**WHAT IS NEEDED:**
A verbatim copy of the entries is the required answer.

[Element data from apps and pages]
=-=-=

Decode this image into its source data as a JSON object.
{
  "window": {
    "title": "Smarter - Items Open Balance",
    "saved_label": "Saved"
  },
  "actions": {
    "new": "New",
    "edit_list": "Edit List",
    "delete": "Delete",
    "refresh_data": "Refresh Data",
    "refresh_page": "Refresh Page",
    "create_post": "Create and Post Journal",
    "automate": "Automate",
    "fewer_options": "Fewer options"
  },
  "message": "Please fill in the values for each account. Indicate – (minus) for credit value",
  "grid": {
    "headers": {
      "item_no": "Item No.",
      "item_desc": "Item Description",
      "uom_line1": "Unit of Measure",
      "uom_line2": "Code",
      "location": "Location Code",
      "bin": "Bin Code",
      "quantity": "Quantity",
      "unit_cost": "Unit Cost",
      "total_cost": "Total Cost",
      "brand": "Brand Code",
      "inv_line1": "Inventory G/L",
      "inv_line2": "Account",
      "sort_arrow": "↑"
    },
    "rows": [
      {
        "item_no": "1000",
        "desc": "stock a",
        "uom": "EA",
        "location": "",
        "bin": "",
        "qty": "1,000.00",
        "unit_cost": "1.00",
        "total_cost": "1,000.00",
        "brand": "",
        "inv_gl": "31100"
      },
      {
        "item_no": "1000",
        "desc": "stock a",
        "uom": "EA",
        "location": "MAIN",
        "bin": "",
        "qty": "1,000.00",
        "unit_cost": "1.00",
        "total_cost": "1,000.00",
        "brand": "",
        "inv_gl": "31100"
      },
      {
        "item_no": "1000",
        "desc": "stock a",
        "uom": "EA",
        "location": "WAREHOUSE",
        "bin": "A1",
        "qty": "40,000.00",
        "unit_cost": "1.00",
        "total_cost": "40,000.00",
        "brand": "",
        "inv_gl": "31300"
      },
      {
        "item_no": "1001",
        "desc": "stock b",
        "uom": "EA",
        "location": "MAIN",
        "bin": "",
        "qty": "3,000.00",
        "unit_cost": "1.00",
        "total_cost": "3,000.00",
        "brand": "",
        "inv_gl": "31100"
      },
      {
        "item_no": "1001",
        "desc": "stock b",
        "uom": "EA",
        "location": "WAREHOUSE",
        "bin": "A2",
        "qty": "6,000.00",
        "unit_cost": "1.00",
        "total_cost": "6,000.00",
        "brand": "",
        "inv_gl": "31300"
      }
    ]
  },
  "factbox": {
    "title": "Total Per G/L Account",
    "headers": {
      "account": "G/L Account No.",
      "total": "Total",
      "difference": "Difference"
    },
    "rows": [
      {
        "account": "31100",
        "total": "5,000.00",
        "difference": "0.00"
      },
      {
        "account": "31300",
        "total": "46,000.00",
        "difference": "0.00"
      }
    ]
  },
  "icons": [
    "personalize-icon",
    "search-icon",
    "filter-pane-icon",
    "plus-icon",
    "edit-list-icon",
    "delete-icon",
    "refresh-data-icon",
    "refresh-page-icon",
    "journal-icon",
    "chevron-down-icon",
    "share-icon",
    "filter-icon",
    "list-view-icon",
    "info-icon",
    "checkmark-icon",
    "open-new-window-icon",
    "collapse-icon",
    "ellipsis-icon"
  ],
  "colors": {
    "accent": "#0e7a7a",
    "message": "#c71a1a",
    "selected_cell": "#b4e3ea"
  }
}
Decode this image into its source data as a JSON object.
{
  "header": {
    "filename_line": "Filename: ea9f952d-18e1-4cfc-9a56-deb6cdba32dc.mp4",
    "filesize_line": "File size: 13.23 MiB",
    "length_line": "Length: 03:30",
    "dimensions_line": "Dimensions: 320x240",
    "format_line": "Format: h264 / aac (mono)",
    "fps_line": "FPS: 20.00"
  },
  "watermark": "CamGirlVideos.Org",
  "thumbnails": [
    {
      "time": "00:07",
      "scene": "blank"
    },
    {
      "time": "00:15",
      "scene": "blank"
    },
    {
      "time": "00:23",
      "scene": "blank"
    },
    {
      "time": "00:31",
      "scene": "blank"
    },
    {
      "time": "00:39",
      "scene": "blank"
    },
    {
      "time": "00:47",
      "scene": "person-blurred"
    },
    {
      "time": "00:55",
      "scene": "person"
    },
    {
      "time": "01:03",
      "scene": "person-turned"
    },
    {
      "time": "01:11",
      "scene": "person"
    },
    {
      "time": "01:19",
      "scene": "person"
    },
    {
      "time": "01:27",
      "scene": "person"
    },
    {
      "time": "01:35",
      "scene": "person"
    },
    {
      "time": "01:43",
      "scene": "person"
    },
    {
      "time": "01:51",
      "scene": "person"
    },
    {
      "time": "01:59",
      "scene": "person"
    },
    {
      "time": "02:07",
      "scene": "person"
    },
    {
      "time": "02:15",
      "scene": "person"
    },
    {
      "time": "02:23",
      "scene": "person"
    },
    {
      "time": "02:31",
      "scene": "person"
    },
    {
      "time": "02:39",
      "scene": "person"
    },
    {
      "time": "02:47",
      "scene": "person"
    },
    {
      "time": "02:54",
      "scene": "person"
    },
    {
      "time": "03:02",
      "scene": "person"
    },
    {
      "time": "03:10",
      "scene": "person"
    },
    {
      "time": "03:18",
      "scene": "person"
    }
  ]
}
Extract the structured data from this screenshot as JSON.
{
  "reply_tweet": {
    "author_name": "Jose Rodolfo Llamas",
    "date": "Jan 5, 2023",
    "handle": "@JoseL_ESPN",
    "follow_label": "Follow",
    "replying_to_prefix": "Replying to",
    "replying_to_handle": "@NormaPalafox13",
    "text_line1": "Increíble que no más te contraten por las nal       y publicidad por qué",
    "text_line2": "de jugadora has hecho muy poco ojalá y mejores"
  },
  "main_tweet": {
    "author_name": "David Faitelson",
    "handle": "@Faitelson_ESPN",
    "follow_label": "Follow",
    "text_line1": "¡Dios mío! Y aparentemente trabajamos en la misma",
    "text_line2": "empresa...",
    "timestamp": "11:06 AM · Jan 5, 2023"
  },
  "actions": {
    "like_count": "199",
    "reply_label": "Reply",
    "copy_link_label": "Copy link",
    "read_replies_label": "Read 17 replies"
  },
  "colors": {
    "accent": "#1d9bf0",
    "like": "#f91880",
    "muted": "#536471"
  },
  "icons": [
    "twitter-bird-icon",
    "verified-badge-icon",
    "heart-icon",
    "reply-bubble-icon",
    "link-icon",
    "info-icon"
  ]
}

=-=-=

**COMPLETED TASK:**
Decode this image into its source data as a JSON object.
{
  "window": {
    "title": "Smarter - Items Open Balance",
    "saved_label": "Saved"
  },
  "actions": {
    "new": "New",
    "edit_list": "Edit List",
    "delete": "Delete",
    "refresh_data": "Refresh Data",
    "refresh_page": "Refresh Page",
    "create_post": "Create and Post Journal",
    "automate": "Automate",
    "fewer_options": "Fewer options"
  },
  "message": "Please fill in the values for each account. Indicate – (minus) for credit value",
  "grid": {
    "headers": {
      "item_no": "Item No.",
      "item_desc": "Item Description",
      "uom_line1": "Unit of Measure",
      "uom_line2": "Code",
      "location": "Location Code",
      "bin": "Bin Code",
      "quantity": "Quantity",
      "unit_cost": "Unit Cost",
      "total_cost": "Total Cost",
      "brand": "Brand Code",
      "inv_line1": "Inventory G/L",
      "inv_line2": "Account",
      "sort_arrow": "↑"
    },
    "rows": [
      {
        "item_no": "1000",
        "desc": "stock a",
        "uom": "EA",
        "location": "",
        "bin": "",
        "qty": "1,000.00",
        "unit_cost": "1.00",
        "total_cost": "1,000.00",
        "brand": "",
        "inv_gl": "31100"
      },
      {
        "item_no": "1000",
        "desc": "stock a",
        "uom": "EA",
        "location": "MAIN",
        "bin": "",
        "qty": "1,000.00",
        "unit_cost": "1.00",
        "total_cost": "1,000.00",
        "brand": "",
        "inv_gl": "31100"
      },
      {
        "item_no": "1000",
        "desc": "stock a",
        "uom": "EA",
        "location": "WAREHOUSE",
        "bin": "A1",
        "qty": "40,000.00",
        "unit_cost": "1.00",
        "total_cost": "40,000.00",
        "brand": "",
        "inv_gl": "31300"
      },
      {
        "item_no": "1001",
        "desc": "stock b",
        "uom": "EA",
        "location": "MAIN",
        "bin": "",
        "qty": "3,000.00",
        "unit_cost": "1.00",
        "total_cost": "3,000.00",
        "brand": "",
        "inv_gl": "31100"
      },
      {
        "item_no": "1001",
        "desc": "stock b",
        "uom": "EA",
        "location": "WAREHOUSE",
        "bin": "A2",
        "qty": "6,000.00",
        "unit_cost": "1.00",
        "total_cost": "6,000.00",
        "brand": "",
        "inv_gl": "31300"
      }
    ]
  },
  "factbox": {
    "title": "Total Per G/L Account",
    "headers": {
      "account": "G/L Account No.",
      "total": "Total",
      "difference": "Difference"
    },
    "rows": [
      {
        "account": "31100",
        "total": "5,000.00",
        "difference": "0.00"
      },
      {
        "account": "31300",
        "total": "46,000.00",
        "difference": "0.00"
      }
    ]
  },
  "icons": [
    "personalize-icon",
    "search-icon",
    "filter-pane-icon",
    "plus-icon",
    "edit-list-icon",
    "delete-icon",
    "refresh-data-icon",
    "refresh-page-icon",
    "journal-icon",
    "chevron-down-icon",
    "share-icon",
    "filter-icon",
    "list-view-icon",
    "info-icon",
    "checkmark-icon",
    "open-new-window-icon",
    "collapse-icon",
    "ellipsis-icon"
  ],
  "colors": {
    "accent": "#0e7a7a",
    "message": "#c71a1a",
    "selected_cell": "#b4e3ea"
  }
}
Decode this image into its source data as a JSON object.
{
  "header": {
    "filename_line": "Filename: ea9f952d-18e1-4cfc-9a56-deb6cdba32dc.mp4",
    "filesize_line": "File size: 13.23 MiB",
    "length_line": "Length: 03:30",
    "dimensions_line": "Dimensions: 320x240",
    "format_line": "Format: h264 / aac (mono)",
    "fps_line": "FPS: 20.00"
  },
  "watermark": "CamGirlVideos.Org",
  "thumbnails": [
    {
      "time": "00:07",
      "scene": "blank"
    },
    {
      "time": "00:15",
      "scene": "blank"
    },
    {
      "time": "00:23",
      "scene": "blank"
    },
    {
      "time": "00:31",
      "scene": "blank"
    },
    {
      "time": "00:39",
      "scene": "blank"
    },
    {
      "time": "00:47",
      "scene": "person-blurred"
    },
    {
      "time": "00:55",
      "scene": "person"
    },
    {
      "time": "01:03",
      "scene": "person-turned"
    },
    {
      "time": "01:11",
      "scene": "person"
    },
    {
      "time": "01:19",
      "scene": "person"
    },
    {
      "time": "01:27",
      "scene": "person"
    },
    {
      "time": "01:35",
      "scene": "person"
    },
    {
      "time": "01:43",
      "scene": "person"
    },
    {
      "time": "01:51",
      "scene": "person"
    },
    {
      "time": "01:59",
      "scene": "person"
    },
    {
      "time": "02:07",
      "scene": "person"
    },
    {
      "time": "02:15",
      "scene": "person"
    },
    {
      "time": "02:23",
      "scene": "person"
    },
    {
      "time": "02:31",
      "scene": "person"
    },
    {
      "time": "02:39",
      "scene": "person"
    },
    {
      "time": "02:47",
      "scene": "person"
    },
    {
      "time": "02:54",
      "scene": "person"
    },
    {
      "time": "03:02",
      "scene": "person"
    },
    {
      "time": "03:10",
      "scene": "person"
    },
    {
      "time": "03:18",
      "scene": "person"
    }
  ]
}
Extract the structured data from this screenshot as JSON.
{
  "reply_tweet": {
    "author_name": "Jose Rodolfo Llamas",
    "date": "Jan 5, 2023",
    "handle": "@JoseL_ESPN",
    "follow_label": "Follow",
    "replying_to_prefix": "Replying to",
    "replying_to_handle": "@NormaPalafox13",
    "text_line1": "Increíble que no más te contraten por las nal       y publicidad por qué",
    "text_line2": "de jugadora has hecho muy poco ojalá y mejores"
  },
  "main_tweet": {
    "author_name": "David Faitelson",
    "handle": "@Faitelson_ESPN",
    "follow_label": "Follow",
    "text_line1": "¡Dios mío! Y aparentemente trabajamos en la misma",
    "text_line2": "empresa...",
    "timestamp": "11:06 AM · Jan 5, 2023"
  },
  "actions": {
    "like_count": "199",
    "reply_label": "Reply",
    "copy_link_label": "Copy link",
    "read_replies_label": "Read 17 replies"
  },
  "colors": {
    "accent": "#1d9bf0",
    "like": "#f91880",
    "muted": "#536471"
  },
  "icons": [
    "twitter-bird-icon",
    "verified-badge-icon",
    "heart-icon",
    "reply-bubble-icon",
    "link-icon",
    "info-icon"
  ]
}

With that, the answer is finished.